What needs to be done: Each line below that contains "USDCHF" counts once; report the total and nothing more.

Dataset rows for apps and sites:
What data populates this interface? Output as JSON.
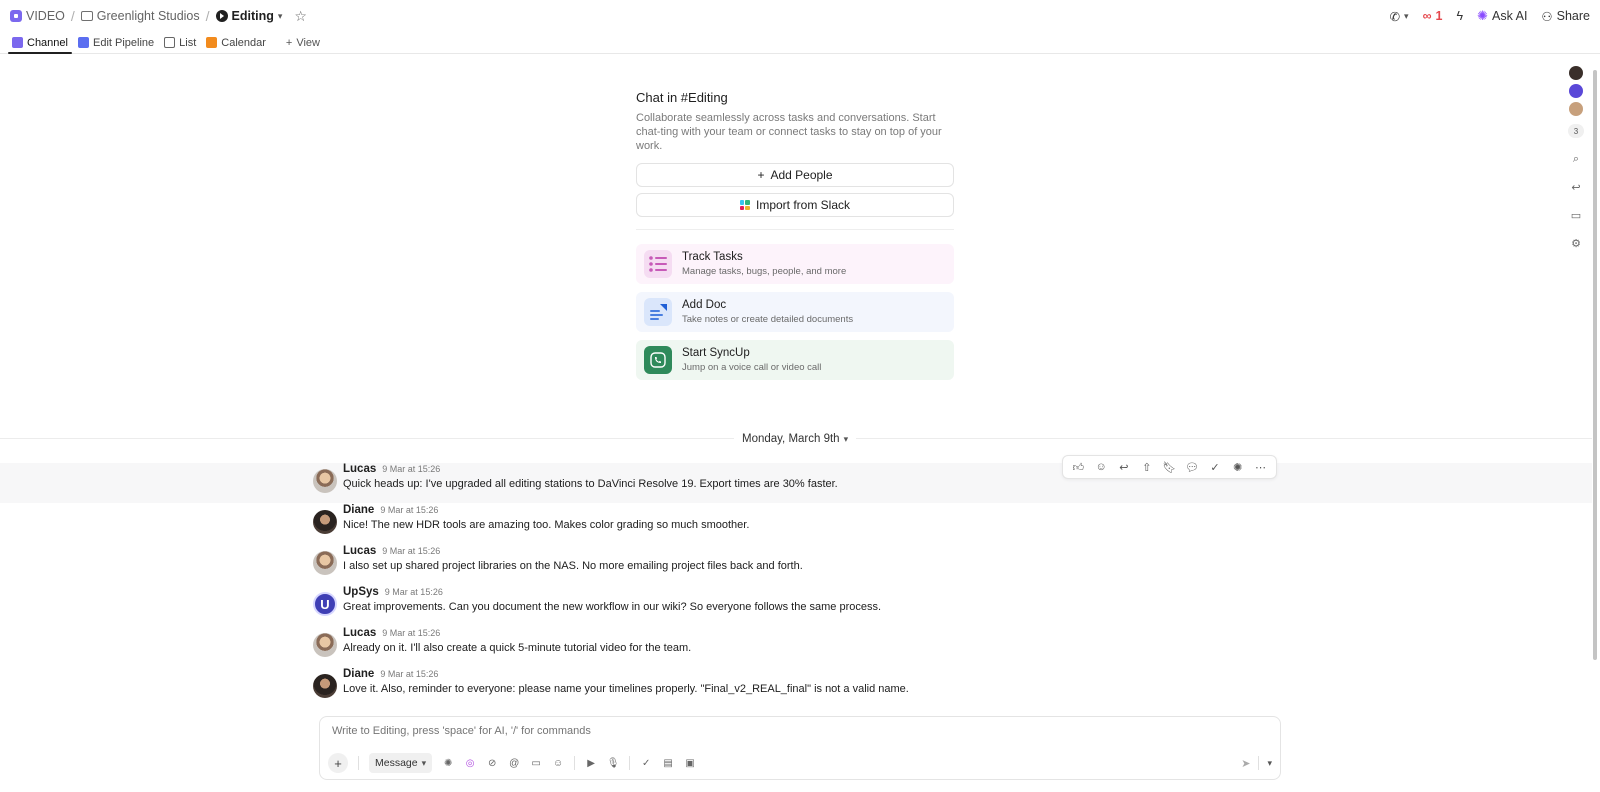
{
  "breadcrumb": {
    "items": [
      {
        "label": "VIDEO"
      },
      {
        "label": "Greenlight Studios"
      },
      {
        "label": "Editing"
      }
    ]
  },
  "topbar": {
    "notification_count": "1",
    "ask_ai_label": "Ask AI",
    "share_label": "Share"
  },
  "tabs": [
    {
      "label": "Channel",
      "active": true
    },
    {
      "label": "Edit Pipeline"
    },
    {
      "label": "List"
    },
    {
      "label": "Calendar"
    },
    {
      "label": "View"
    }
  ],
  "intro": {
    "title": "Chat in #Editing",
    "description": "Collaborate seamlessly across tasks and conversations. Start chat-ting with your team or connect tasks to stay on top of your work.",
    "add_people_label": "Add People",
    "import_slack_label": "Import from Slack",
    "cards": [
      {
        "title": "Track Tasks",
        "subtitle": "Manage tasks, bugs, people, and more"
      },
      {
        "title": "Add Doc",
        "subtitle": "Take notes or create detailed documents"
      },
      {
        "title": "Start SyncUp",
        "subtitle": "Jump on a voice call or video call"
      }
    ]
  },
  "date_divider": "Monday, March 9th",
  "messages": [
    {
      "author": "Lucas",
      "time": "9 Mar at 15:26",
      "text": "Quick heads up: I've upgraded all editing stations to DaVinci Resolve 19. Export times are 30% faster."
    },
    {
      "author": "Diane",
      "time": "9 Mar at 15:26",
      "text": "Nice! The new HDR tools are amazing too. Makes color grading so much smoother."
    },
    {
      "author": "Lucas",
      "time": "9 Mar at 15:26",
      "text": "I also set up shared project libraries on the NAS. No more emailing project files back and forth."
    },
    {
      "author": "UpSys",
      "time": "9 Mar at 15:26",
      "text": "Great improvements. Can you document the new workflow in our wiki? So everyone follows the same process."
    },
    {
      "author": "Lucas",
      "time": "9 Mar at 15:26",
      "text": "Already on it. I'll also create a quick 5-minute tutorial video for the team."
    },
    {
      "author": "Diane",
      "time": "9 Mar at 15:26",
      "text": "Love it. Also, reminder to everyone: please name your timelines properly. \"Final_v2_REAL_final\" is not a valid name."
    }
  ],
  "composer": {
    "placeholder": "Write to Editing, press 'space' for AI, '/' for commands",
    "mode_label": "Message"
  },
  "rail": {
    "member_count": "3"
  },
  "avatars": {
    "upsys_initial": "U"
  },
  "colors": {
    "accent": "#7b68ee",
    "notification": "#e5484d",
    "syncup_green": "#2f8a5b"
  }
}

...

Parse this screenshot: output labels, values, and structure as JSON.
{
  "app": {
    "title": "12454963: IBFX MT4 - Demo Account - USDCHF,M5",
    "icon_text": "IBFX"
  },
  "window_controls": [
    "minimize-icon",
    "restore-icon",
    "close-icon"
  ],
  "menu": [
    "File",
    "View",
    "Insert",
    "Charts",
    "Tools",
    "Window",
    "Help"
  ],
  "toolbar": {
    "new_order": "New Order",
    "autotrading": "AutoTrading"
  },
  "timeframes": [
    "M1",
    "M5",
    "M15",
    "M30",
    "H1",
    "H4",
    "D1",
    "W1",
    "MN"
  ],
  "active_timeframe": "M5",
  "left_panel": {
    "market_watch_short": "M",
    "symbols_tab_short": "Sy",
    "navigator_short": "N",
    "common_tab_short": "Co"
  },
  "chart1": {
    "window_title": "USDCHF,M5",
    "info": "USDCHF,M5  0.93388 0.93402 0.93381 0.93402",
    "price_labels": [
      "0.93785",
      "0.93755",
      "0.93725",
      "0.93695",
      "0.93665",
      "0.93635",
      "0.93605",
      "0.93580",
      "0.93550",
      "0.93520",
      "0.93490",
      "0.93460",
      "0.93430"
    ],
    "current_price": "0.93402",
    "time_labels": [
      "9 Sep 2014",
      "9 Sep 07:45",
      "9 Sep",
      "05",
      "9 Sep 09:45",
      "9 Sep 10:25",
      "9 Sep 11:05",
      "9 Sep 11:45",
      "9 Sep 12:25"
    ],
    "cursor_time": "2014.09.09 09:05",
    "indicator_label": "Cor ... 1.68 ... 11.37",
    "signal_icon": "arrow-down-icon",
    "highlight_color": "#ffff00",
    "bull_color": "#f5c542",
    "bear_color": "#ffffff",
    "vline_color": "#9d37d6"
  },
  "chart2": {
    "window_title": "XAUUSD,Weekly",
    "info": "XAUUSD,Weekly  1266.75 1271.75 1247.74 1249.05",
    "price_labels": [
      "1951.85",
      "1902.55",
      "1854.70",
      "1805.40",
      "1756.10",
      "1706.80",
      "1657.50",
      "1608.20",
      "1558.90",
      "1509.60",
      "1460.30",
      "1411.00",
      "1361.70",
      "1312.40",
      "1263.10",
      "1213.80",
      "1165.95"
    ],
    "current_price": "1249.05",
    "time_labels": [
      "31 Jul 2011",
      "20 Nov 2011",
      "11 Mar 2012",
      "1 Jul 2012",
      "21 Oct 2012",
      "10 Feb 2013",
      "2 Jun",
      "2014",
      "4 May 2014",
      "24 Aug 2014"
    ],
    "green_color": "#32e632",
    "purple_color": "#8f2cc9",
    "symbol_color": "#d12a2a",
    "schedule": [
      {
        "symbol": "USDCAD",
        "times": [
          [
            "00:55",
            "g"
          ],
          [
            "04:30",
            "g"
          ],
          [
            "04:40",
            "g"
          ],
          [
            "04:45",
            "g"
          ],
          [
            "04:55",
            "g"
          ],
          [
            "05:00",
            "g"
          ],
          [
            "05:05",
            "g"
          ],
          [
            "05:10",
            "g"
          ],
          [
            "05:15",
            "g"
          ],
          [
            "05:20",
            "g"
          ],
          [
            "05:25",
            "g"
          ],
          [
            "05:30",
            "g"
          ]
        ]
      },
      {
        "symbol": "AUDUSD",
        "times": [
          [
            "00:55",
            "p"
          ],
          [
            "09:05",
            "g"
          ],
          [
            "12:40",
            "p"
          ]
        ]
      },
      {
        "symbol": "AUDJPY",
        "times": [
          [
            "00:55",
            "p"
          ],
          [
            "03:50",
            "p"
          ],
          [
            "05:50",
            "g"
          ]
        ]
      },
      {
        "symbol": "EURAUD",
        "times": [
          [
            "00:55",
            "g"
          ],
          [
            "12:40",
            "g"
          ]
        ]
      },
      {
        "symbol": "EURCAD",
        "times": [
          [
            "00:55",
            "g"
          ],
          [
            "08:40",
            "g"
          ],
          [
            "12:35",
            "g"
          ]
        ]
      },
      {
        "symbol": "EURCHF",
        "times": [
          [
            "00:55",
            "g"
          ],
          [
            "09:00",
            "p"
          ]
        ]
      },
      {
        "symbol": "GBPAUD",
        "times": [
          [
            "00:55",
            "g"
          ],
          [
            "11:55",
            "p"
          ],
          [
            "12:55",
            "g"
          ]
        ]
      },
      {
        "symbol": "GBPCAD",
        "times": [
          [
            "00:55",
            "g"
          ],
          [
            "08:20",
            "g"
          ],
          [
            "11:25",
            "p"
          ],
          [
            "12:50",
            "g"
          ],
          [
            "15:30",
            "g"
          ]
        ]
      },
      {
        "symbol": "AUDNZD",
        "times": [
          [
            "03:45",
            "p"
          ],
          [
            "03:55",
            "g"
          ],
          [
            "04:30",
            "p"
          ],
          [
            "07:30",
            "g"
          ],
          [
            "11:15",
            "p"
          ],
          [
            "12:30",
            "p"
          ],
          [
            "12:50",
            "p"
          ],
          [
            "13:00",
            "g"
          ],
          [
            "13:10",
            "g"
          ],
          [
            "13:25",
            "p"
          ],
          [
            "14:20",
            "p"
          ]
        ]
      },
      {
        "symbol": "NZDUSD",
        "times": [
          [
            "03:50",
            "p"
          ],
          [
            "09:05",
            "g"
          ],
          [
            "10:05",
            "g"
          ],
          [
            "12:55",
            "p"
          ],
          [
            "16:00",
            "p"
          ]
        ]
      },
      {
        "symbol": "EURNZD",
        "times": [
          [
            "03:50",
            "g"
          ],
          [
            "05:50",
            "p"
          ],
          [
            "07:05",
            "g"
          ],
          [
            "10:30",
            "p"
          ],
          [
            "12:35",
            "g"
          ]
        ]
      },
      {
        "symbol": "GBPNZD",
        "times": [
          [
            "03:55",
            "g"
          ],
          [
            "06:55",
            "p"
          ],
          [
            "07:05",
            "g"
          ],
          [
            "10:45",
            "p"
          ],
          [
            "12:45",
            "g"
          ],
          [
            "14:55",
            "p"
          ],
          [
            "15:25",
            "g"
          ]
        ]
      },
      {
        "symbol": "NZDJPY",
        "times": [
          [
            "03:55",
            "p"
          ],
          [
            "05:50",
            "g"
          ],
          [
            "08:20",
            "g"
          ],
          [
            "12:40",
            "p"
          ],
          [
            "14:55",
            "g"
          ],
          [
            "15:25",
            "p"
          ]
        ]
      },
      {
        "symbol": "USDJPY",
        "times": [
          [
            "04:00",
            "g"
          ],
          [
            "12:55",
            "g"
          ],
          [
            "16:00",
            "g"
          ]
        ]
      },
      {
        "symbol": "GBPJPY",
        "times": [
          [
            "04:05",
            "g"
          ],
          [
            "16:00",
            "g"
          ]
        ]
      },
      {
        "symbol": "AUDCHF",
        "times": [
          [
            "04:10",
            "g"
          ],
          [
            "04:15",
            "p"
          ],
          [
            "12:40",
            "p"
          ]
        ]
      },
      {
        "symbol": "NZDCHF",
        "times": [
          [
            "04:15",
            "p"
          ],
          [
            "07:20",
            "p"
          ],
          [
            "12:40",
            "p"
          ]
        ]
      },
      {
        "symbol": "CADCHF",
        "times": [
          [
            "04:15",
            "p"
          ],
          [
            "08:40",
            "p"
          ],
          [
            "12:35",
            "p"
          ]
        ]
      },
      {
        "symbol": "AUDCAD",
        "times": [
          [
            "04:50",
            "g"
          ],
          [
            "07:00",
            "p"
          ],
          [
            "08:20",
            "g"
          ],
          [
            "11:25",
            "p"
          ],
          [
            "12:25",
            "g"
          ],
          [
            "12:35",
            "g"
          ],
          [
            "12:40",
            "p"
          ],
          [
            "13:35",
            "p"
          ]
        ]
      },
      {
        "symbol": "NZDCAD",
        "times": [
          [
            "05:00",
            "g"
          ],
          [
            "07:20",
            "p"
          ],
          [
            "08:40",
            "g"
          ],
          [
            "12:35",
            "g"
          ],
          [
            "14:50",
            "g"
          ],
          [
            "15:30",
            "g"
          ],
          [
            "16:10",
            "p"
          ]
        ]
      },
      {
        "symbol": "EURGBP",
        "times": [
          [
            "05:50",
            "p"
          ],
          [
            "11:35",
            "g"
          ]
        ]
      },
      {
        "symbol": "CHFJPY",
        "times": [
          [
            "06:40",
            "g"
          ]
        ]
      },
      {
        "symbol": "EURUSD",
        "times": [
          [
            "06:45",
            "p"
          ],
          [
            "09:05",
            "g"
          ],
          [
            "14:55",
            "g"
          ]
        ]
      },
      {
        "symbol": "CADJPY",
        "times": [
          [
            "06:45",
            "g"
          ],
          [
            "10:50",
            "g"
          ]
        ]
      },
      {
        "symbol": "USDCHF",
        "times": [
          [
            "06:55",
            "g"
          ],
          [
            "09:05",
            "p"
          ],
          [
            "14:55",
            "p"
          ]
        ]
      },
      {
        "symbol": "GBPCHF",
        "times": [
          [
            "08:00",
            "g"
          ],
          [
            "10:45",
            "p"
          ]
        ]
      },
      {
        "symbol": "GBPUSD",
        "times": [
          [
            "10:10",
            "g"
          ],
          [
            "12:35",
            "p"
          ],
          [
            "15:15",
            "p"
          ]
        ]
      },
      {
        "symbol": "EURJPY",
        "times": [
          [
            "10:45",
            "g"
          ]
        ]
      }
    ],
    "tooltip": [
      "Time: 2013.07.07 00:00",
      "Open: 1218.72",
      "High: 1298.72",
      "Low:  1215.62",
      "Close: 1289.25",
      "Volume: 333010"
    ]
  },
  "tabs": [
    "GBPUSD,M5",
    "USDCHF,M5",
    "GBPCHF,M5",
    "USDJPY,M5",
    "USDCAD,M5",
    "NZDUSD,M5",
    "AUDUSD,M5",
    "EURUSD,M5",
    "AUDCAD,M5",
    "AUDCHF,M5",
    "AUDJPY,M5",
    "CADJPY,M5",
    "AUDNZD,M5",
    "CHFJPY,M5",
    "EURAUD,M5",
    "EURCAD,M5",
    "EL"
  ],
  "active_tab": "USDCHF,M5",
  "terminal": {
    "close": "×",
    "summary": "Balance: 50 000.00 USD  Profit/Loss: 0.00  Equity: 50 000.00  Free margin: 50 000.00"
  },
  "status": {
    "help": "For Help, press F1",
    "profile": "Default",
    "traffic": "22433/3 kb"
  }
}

Reply: 6